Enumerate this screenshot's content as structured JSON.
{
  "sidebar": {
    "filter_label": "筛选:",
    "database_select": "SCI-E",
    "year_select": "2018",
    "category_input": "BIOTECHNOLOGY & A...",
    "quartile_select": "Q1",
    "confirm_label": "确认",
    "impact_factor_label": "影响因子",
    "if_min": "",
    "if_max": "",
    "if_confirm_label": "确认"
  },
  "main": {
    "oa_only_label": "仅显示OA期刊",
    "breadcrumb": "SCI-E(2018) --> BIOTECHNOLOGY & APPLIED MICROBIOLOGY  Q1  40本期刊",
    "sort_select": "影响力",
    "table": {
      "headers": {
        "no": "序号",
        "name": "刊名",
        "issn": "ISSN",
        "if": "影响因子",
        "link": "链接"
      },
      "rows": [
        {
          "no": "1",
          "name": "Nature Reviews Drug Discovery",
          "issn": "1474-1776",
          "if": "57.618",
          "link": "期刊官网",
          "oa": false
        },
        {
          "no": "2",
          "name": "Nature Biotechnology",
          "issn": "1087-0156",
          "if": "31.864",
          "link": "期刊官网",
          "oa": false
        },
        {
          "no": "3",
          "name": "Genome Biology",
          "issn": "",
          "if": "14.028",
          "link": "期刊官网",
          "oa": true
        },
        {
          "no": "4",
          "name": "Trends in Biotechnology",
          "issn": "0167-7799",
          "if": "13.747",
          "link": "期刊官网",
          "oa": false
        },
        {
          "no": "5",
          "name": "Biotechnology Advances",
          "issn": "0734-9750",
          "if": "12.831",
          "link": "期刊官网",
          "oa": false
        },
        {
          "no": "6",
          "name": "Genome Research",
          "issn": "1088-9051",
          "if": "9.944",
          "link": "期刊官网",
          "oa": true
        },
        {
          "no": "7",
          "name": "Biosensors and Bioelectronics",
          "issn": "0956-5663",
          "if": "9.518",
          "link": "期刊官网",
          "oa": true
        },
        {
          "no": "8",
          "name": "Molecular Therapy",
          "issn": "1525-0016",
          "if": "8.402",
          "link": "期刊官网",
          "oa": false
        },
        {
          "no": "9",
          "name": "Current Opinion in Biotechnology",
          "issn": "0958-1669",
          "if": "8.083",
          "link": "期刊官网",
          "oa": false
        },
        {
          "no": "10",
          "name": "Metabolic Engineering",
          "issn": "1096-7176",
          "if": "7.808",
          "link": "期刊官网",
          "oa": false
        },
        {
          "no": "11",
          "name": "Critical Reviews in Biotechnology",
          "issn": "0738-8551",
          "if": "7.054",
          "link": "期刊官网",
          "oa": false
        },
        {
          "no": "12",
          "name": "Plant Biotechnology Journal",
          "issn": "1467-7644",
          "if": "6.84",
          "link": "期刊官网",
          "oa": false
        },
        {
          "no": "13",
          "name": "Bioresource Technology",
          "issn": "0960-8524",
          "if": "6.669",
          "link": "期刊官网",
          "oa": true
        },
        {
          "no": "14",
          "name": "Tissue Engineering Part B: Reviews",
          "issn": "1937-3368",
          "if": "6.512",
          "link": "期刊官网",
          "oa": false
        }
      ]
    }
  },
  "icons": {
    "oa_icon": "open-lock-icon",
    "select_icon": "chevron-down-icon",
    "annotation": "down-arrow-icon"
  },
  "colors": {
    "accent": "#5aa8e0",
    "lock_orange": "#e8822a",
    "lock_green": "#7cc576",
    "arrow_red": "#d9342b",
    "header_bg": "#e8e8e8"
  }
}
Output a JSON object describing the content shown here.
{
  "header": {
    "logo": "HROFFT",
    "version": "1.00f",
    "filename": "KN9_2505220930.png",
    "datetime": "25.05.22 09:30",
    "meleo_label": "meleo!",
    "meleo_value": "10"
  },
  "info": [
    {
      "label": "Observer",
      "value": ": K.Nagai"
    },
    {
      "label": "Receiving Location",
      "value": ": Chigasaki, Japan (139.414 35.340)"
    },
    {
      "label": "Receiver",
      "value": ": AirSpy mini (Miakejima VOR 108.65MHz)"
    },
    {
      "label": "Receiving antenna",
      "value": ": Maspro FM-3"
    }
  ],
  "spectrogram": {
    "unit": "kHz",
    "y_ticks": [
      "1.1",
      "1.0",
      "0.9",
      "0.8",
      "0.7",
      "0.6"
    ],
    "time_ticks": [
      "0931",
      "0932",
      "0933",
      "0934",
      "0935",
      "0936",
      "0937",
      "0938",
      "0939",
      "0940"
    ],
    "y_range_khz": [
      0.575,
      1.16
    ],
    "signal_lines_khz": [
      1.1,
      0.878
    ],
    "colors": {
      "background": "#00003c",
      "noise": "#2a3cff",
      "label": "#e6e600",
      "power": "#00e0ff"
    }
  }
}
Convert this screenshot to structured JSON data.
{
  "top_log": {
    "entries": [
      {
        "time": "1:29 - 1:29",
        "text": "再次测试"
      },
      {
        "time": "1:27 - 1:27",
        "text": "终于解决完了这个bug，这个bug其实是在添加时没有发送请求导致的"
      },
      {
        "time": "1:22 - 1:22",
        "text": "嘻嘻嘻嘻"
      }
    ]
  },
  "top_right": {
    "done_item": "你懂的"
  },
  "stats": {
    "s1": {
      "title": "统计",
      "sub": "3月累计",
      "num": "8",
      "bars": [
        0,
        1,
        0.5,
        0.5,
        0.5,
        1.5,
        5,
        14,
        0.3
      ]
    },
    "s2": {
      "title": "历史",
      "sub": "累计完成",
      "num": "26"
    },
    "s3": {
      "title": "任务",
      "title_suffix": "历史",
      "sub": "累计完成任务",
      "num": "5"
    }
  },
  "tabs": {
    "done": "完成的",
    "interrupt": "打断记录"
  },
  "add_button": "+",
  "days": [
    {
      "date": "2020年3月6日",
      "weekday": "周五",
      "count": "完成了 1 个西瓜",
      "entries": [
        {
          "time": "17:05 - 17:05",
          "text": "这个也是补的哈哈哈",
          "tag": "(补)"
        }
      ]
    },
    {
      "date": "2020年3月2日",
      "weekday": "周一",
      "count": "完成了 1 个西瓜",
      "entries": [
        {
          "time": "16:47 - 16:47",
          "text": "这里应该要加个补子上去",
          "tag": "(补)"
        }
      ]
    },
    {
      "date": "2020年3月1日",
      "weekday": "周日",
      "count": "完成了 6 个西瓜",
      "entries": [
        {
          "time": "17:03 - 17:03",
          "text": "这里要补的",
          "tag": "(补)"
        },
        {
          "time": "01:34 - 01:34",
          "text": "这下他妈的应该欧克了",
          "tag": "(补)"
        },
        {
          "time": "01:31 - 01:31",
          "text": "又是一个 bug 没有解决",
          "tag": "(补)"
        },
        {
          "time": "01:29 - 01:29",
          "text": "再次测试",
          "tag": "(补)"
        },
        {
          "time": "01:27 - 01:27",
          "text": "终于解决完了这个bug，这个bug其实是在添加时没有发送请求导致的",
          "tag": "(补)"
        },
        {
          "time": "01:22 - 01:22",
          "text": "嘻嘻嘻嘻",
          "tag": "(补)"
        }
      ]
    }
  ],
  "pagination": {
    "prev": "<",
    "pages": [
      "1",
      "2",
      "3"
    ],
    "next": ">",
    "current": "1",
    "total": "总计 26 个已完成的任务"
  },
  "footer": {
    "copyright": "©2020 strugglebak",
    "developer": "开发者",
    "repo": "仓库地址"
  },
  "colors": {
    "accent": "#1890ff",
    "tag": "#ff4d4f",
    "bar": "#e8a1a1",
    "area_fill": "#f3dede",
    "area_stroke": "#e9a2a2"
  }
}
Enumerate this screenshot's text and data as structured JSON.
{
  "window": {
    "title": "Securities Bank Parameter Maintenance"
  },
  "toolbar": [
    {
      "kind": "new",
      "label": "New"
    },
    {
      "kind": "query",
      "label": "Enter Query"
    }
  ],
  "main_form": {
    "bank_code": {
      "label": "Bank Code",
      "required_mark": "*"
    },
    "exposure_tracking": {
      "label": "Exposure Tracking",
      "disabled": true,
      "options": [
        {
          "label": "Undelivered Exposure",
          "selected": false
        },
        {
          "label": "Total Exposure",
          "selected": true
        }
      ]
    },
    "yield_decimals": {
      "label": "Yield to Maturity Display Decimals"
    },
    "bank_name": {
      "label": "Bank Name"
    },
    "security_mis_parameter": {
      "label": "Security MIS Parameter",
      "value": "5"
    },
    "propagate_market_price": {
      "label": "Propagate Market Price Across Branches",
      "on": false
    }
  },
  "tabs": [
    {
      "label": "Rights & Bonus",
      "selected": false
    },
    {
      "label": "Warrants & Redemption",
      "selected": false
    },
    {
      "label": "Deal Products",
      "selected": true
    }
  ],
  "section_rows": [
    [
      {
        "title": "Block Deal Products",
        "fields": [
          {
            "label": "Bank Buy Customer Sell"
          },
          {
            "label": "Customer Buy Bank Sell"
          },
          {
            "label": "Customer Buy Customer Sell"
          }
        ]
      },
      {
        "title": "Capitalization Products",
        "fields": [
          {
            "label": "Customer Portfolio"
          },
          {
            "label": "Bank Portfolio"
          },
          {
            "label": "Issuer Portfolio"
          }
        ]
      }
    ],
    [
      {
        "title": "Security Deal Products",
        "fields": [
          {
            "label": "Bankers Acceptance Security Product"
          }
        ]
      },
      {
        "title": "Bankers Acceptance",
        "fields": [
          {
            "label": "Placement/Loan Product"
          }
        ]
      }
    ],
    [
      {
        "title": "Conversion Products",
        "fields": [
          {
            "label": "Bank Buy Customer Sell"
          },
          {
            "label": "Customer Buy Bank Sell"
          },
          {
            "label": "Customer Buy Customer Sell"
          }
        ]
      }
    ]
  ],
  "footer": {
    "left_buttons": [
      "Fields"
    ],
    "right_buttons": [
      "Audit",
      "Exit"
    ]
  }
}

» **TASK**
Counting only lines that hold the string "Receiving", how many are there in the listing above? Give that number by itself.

» **TASK SOLUTION**
2